In around 20 pages students of our LLM and MAS in Transitional Justice investigated a subject of special interest to them and deepened their knowledge and expertise through research as well as exchanges with experts, scholars and practitioners.

Read more

Computer screen with html code News

New Working Paper Discusses the Relevance of Smart Mix of Measure in AI Governance and Regulation

1 October 2021

Our new Working Paper discusses how current initiatives on the regulation of artificial intelligence technologies should incorporate the protection and respect for human rights.

Read more

Reaper RPAS Aircraft Lands at Kandahar, Afghanistan Event

Emerging Technology and the Future of International Humanitarian Law

9 December 2021, 16:30-18:00

This Military Briefing will discuss the role and evolution of IHL in the context of emerging technologies, and provide insights on how armed forces and governments approach these issues.

Read more

Short Course

The Law of Non-International Armed Conflicts

17 March - 8 April 2022

This short course, which can be followed in Geneva or online, discusses the protection offered by international humanitarian law (IHL) in non-international armed conflicts (NIACs) and addresses some problems and controversies specific to IHL of NIACs, including the difficulty to ensure the respect of IHL by armed non-state actors.

Read more

An aerial view of camps for internally displaced persons (IDPs), which have appeared following latest attacks by M23 rebels and other armed groups in the North Kivu region of the Democratic Republic of the Congo (DRC). Short Course

International Refugee Law

9 March - 13 April 2022

This short course, which can be followed in Geneva or online, analyses the main international and regional norms governing the international protection of refugees.

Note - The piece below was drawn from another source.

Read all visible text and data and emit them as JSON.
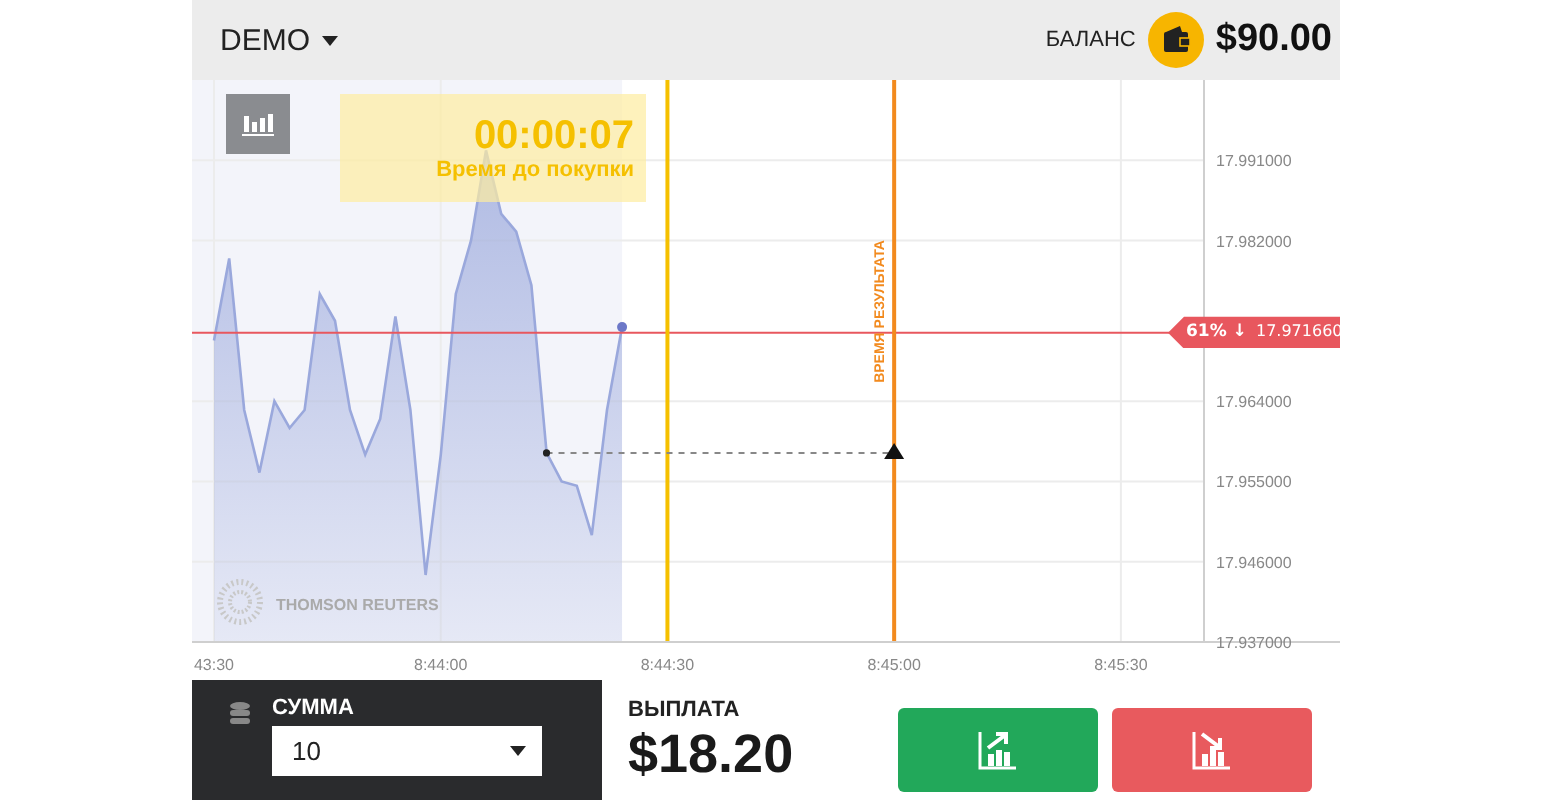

It notably examines the sources of international refugee law, including the 1951 Geneva Convention Relating to the Status of Refugees, and their interaction with human rights law and international humanitarian law.

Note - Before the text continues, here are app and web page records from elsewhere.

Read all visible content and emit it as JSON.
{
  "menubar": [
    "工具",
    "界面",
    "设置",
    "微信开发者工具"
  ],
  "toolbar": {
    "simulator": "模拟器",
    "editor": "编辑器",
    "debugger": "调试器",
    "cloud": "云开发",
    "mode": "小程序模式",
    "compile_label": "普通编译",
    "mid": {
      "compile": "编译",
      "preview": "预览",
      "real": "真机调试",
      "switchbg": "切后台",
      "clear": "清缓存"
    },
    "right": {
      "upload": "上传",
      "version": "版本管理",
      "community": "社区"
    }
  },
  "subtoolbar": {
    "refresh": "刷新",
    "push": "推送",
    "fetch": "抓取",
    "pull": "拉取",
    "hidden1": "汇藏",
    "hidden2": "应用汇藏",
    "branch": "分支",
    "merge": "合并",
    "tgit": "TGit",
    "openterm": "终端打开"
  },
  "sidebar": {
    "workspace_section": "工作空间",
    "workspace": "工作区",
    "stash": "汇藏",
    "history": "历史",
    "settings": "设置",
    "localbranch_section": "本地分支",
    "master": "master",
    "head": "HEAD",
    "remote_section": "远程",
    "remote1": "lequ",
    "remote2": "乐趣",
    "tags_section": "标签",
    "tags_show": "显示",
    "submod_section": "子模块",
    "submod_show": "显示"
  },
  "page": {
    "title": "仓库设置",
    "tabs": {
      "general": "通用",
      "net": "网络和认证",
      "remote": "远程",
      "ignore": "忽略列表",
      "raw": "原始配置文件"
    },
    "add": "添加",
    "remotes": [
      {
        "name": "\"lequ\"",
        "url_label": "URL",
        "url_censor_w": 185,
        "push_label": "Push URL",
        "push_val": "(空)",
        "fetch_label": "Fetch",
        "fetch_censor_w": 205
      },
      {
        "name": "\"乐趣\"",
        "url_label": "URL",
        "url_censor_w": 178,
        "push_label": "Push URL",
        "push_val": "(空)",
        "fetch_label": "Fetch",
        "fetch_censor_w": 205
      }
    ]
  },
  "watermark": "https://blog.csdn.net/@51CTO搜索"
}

Read more

First annual conference of the Geneva Human Rights Platform Project

The Annual Conference of the Geneva Human Rights Platform

Started in June 2019

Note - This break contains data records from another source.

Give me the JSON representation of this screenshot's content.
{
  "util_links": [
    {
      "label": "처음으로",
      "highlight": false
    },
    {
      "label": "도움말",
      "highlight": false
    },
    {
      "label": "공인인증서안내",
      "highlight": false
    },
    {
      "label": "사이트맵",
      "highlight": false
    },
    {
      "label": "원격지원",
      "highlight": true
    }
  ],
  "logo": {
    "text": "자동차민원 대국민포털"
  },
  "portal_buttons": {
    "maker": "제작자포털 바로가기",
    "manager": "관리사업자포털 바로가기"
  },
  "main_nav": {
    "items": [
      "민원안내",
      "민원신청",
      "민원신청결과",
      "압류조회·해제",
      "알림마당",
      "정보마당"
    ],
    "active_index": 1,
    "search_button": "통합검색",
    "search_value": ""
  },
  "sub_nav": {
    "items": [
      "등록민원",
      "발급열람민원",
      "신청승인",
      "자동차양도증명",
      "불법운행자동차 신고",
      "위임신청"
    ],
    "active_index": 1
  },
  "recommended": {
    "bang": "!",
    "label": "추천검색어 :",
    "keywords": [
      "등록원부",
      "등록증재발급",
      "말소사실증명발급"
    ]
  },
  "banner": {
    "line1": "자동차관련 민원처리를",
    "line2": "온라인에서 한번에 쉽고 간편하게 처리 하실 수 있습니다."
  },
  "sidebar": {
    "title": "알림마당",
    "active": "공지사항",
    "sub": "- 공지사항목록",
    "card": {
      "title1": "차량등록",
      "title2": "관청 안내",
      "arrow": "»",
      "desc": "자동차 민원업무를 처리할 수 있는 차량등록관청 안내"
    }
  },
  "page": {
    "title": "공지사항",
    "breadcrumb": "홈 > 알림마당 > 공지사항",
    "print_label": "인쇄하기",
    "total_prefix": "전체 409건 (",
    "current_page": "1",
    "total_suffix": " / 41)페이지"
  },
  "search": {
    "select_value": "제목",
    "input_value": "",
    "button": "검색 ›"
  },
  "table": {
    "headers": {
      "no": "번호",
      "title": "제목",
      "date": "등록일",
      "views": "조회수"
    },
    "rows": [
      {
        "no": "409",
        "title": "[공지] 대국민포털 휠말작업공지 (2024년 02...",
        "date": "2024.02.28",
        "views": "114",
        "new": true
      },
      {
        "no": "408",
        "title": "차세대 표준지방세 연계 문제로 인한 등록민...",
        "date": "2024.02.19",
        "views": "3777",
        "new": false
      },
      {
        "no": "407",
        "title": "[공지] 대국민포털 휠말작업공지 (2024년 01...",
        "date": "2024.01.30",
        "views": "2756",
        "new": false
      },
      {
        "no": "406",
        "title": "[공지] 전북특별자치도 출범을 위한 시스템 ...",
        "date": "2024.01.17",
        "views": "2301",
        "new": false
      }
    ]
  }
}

Read more

Central African Republic, Ouham province, village of Ouogo. International Humanitarian Law dissemination session to members of the Peoples' Army for the Restoration of Democracy. Project

From Words to Deeds: A Study of Armed Non-State Actors’ Practice and Interpretation of International Humanitarian and Human Rights Norms

Started in January 2017

This project aims at compiling and analysing the practice and interpretation of selected international humanitarian law and human rights norms by armed non-state actors (ANSAs). It has a pragmatic double objective: first, to offer a comparative analysis of IHL and human rights norms from the perspective of ANSAs, and second, to inform strategies of humanitarian engagement with ANSAs, in particular the content of a possible ‘Model Code of Conduct’.

Read more

cover of the publication Publication

Promoting Quality Independent and Diverse Treaty Body Membership

published on November 2021

Claire Callejon

Read more

Cover of the publication Publication

The UN Security Council and Common Article 1: Understanding the Role of Peacekeeping Operations in Ensuring Respect for IHL

published on October 2021

Émilie Max

Read more